Last FM

I’m sure most of you have heard of Last FM but I’m not sure how many of you have accounts that you make the most of. For the uninitiated, Last FM is a social network based around music recommendations that uses the music library imported from your computer (or added manually) and offers great suggestions about bands that are similar or related to your favourites that you may be interested in. Based on what you enter, it will create a radio station tailored to your existing tastes that can be accessed via the web or a smart-phone, and it’s suggestions are normally second to none. The service also provides a function called “Scrobbling” which records every track you play on your MP3 player, computer or various other services. This information is then collated into an RSS feed and statistics which can be viewed by your friends or added to personal blogs, or just offer some revealing information about how addicted to certain musicians or albums you are. My love affair with Bon Iver’s first album stretched a lot further than I had imagined!

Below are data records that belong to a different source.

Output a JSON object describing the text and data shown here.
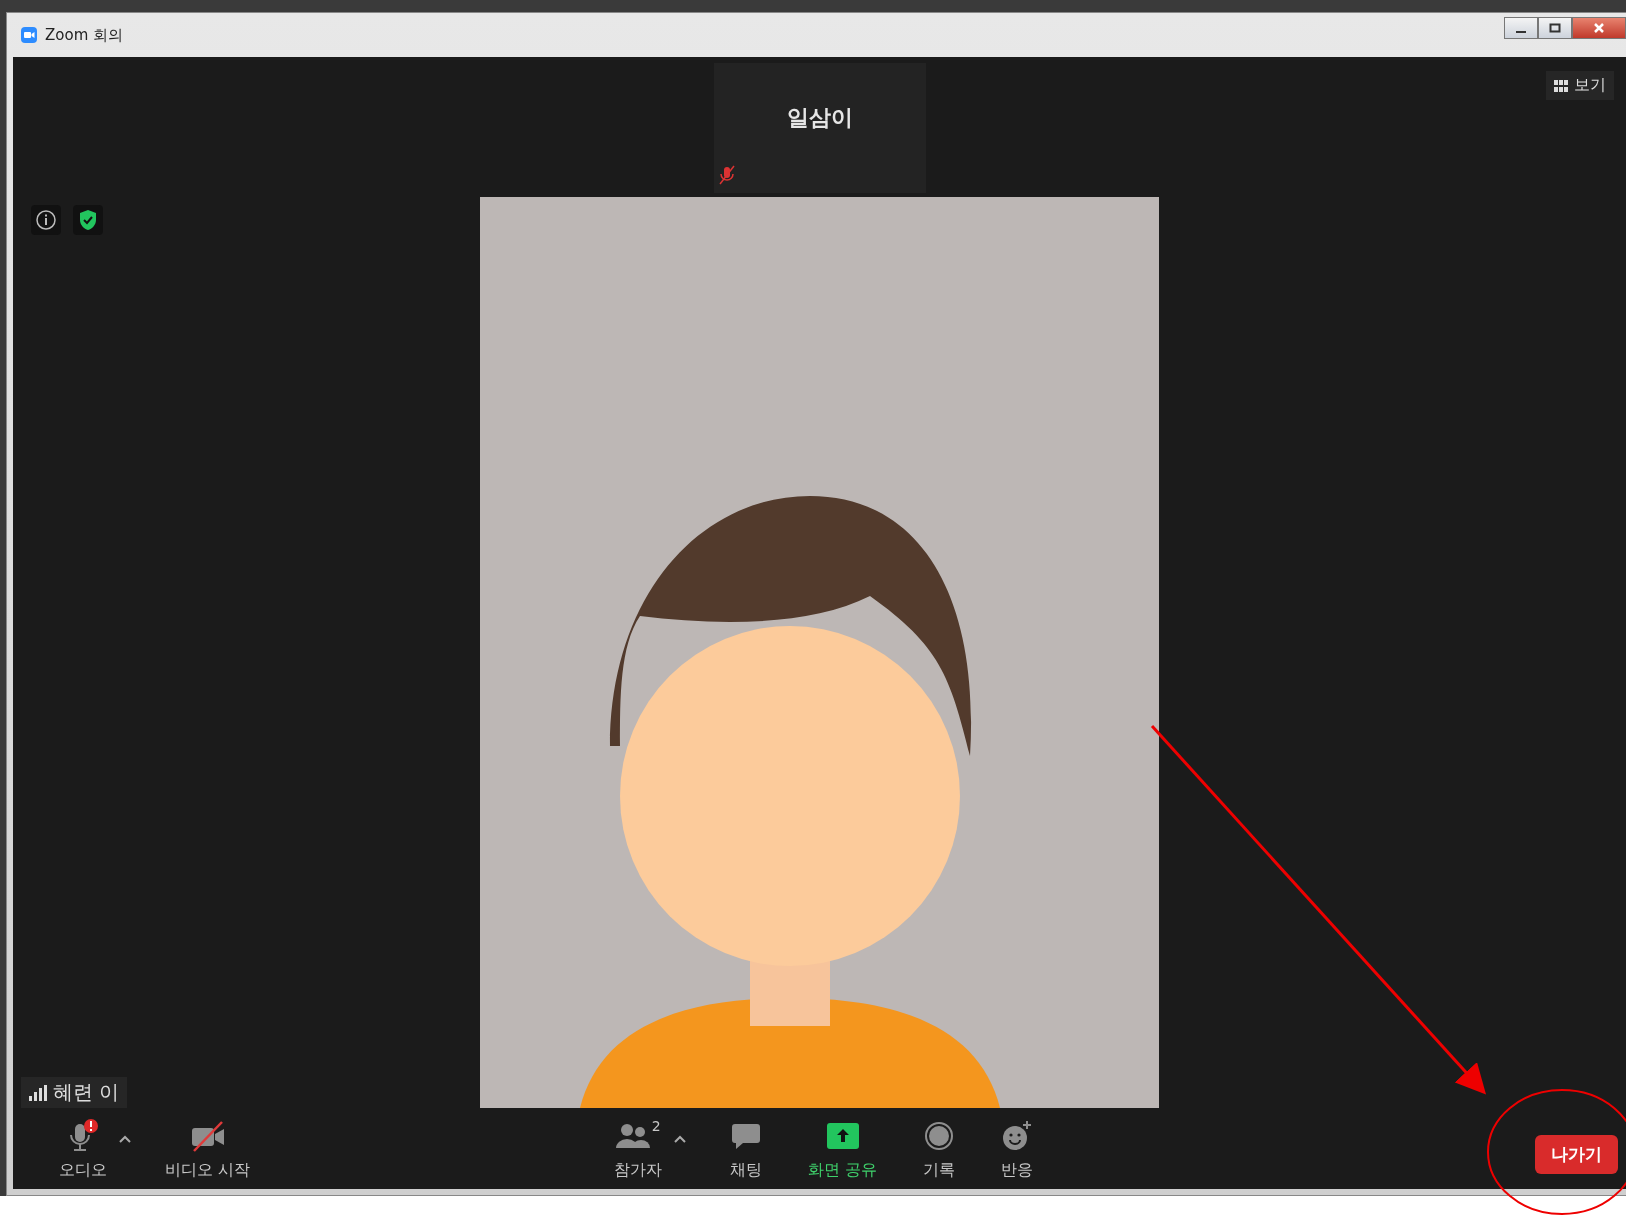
{
  "window": {
    "title": "Zoom 회의"
  },
  "view_button": "보기",
  "active_speaker": {
    "name": "일삼이",
    "muted": true
  },
  "self_label": "혜련 이",
  "toolbar_left": [
    {
      "kind": "audio",
      "label": "오디오"
    },
    {
      "kind": "video",
      "label": "비디오 시작"
    }
  ],
  "toolbar_center": [
    {
      "kind": "participants",
      "label": "참가자",
      "count": "2"
    },
    {
      "kind": "chat",
      "label": "채팅"
    },
    {
      "kind": "share",
      "label": "화면 공유"
    },
    {
      "kind": "record",
      "label": "기록"
    },
    {
      "kind": "reactions",
      "label": "반응"
    }
  ],
  "leave_button": "나가기"
}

Best For - Personalised radio stations accessible anywhere, finding new music related to or similar to your tastes, ‘scrobbling’ and seeing what music your friends are listening to.

Hype Machine

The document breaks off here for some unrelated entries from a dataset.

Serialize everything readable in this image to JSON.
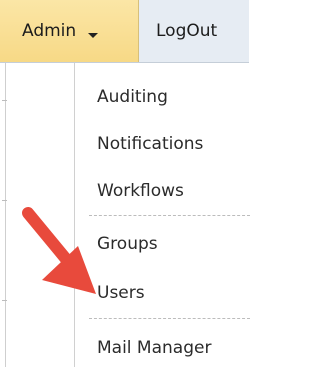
{
  "nav": {
    "admin_label": "Admin",
    "logout_label": "LogOut"
  },
  "menu": {
    "items": [
      {
        "label": "Auditing"
      },
      {
        "label": "Notifications"
      },
      {
        "label": "Workflows"
      },
      {
        "label": "Groups"
      },
      {
        "label": "Users"
      },
      {
        "label": "Mail Manager"
      }
    ]
  },
  "colors": {
    "admin_tab": "#f7d986",
    "navbar": "#e6ecf3",
    "arrow": "#e84a3c"
  }
}
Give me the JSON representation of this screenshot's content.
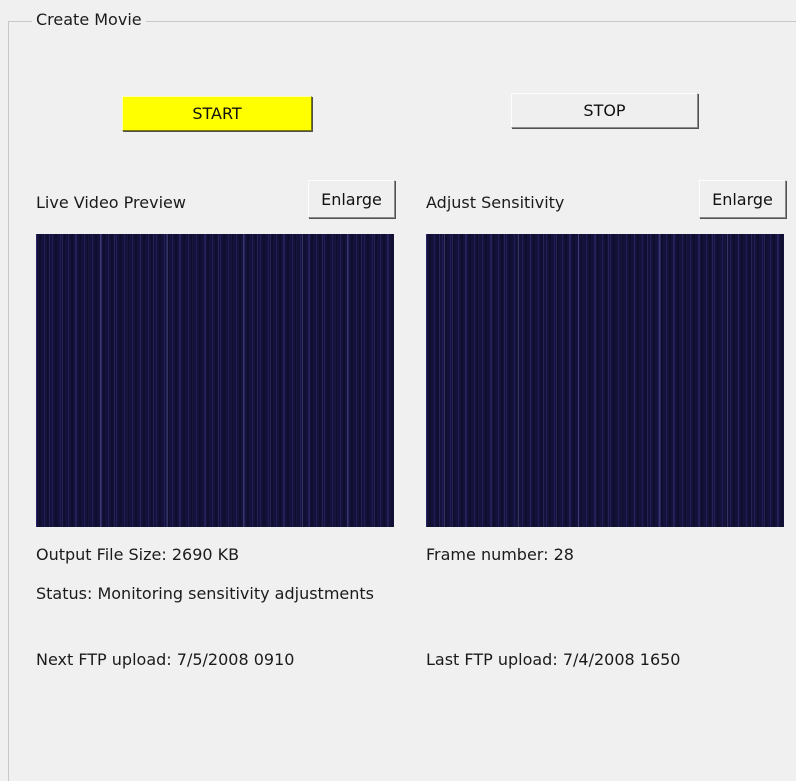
{
  "group": {
    "title": "Create Movie"
  },
  "buttons": {
    "start": "START",
    "stop": "STOP",
    "enlarge": "Enlarge"
  },
  "live_preview": {
    "label": "Live Video Preview"
  },
  "sensitivity": {
    "label": "Adjust Sensitivity"
  },
  "info": {
    "output_file_size": "Output File Size:  2690 KB",
    "frame_number": "Frame number:  28",
    "status": "Status:  Monitoring sensitivity adjustments",
    "next_ftp": "Next FTP upload:  7/5/2008 0910",
    "last_ftp": "Last FTP upload:  7/4/2008 1650"
  },
  "colors": {
    "start_button": "#ffff00",
    "preview_background": "#14123a"
  }
}
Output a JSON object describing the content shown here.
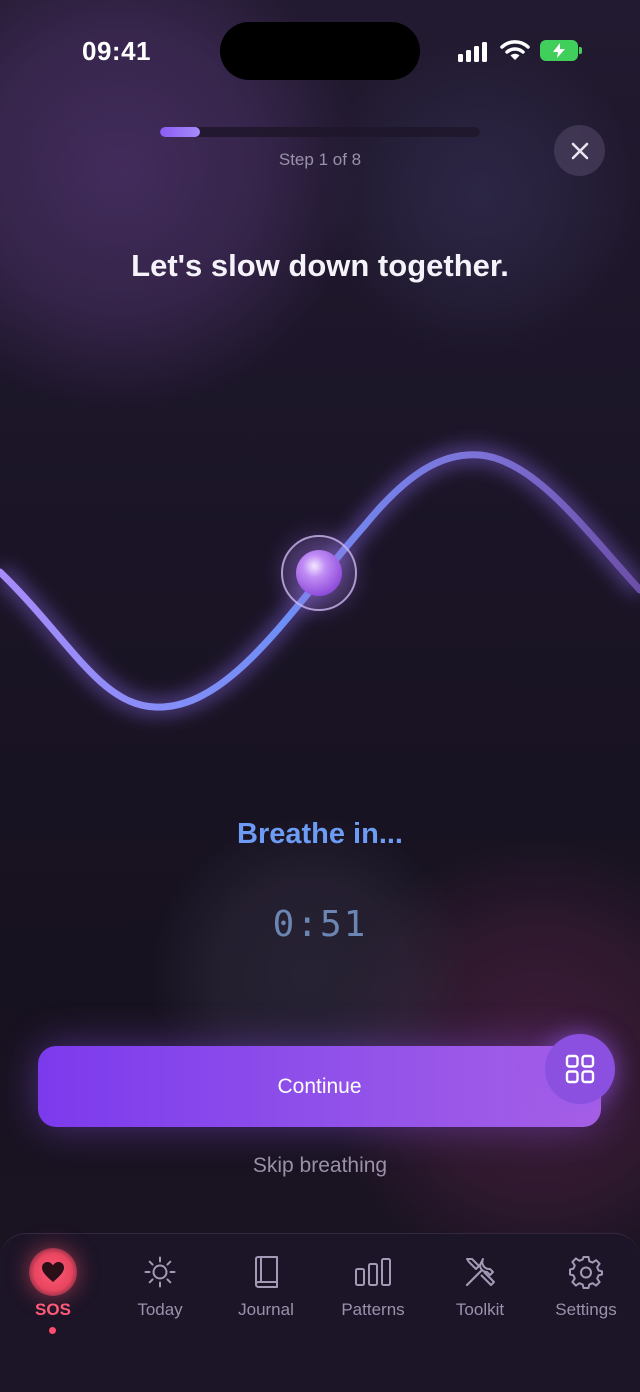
{
  "status_bar": {
    "time": "09:41"
  },
  "progress": {
    "fraction": 0.125,
    "step_label": "Step 1 of 8"
  },
  "close": {
    "icon": "close-icon"
  },
  "headline": "Let's slow down together.",
  "breathe": {
    "prompt": "Breathe in...",
    "timer": "0:51"
  },
  "actions": {
    "continue_label": "Continue",
    "skip_label": "Skip breathing",
    "grid_icon": "grid-icon"
  },
  "tabs": [
    {
      "label": "SOS",
      "icon": "heart-icon",
      "active": true
    },
    {
      "label": "Today",
      "icon": "sun-icon",
      "active": false
    },
    {
      "label": "Journal",
      "icon": "book-icon",
      "active": false
    },
    {
      "label": "Patterns",
      "icon": "bars-icon",
      "active": false
    },
    {
      "label": "Toolkit",
      "icon": "tools-icon",
      "active": false
    },
    {
      "label": "Settings",
      "icon": "gear-icon",
      "active": false
    }
  ],
  "colors": {
    "accent": "#8b5cf6",
    "breathe_text": "#6d9cf5",
    "sos_active": "#ff5a78",
    "battery": "#3fcf5a"
  }
}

Every day, thousands of people around the world write about music they love. The Hype Machine keeps track of what music bloggers write about. They handpick a set of amazing music blogs (that we hope to be part of one day) and via a simple user interface allow you to play (and Scrobble) the tracks directly from the webpage. Once you create an account you can also subscribe to your favourite blogs and create a personalised feed of new music that you’ll enjoy. There’s also a selection of real time charts that show the most talked about songs/remixes/artists from the past few days. Another great aspect is that by navigating directly to the blog post, you often find tracks being given away free. For me its the best tool to find new music that’s best suited to your current tendencies.

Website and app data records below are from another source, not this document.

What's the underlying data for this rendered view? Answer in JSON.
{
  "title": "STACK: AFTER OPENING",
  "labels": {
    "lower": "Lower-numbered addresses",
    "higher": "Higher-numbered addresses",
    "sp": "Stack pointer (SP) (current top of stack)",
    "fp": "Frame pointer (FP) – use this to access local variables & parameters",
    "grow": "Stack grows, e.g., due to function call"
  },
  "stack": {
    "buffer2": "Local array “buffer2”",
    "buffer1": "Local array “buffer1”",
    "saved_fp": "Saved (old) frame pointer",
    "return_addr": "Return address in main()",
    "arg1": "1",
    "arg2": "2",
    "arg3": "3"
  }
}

Best For - Finding new music that suits your own personal tastes and keeping up to date with the latest music trends.

The Sixty One/Aweditorium

Named after Highway 61, the notorious U.S highway that runs along the Mississippi River and marks the origin of American music culture, The Sixty One is like a musical adventure game, setting it’s users quests to lead you out of your musical comfort zone. It’s interface can be daunting and would benefit from some refinement but it’s an extremely fun way to discover new music. The sites code also powers popular iPad app Aweditorium

Best For - Having some fun whilst discovering new music


Bandcamp is a net based music store that’s a great place to find unsigned musicians. It’s allowing artists to regain/retain their independence and recoup more of the money from their recordings. The site gives bands their own mini web-site where they can upload and sell all of their albums, EP’s and tracks directly to you. The best part is that you can stream all the music free before you decide to make a purchase. Bandcamp takes 10-15% of every sale to support the platform. As they grow I can see them offering a raft of services to bands and with a few tweaks can imagine it becoming a business model for record labels of the future.

Best For - Finding unsigned/emerging acts before they become famous


The Soundcloud platform is fast becoming the preferred way to share music/sound on the web. It works in a similar way to You Tube and has the potential to become as ubiquitous. It offers it’s users a virtual space to upload and share music with friends publicly or privately; to embed sound across websites, social networks, blogs and receive comments on the tracks. The service offers free accounts to amateur users with the option to upgrade to a premium account for advanced features like statistics, controlled distribution and custom branding. Lots of music blogs are using the service to reduce their server storage costs and the amount of music they give away for free. This is helping Soundcloud to create a huge library of songs that can be searched for and played from your computer or via a smart-phone application. It’s a service that’s on the rise and one to watch.

Best For - Sharing music with your friends via social networks or on websites

That’s it for now, there are more that I could mention but this article is already excessively long!

Happy listening.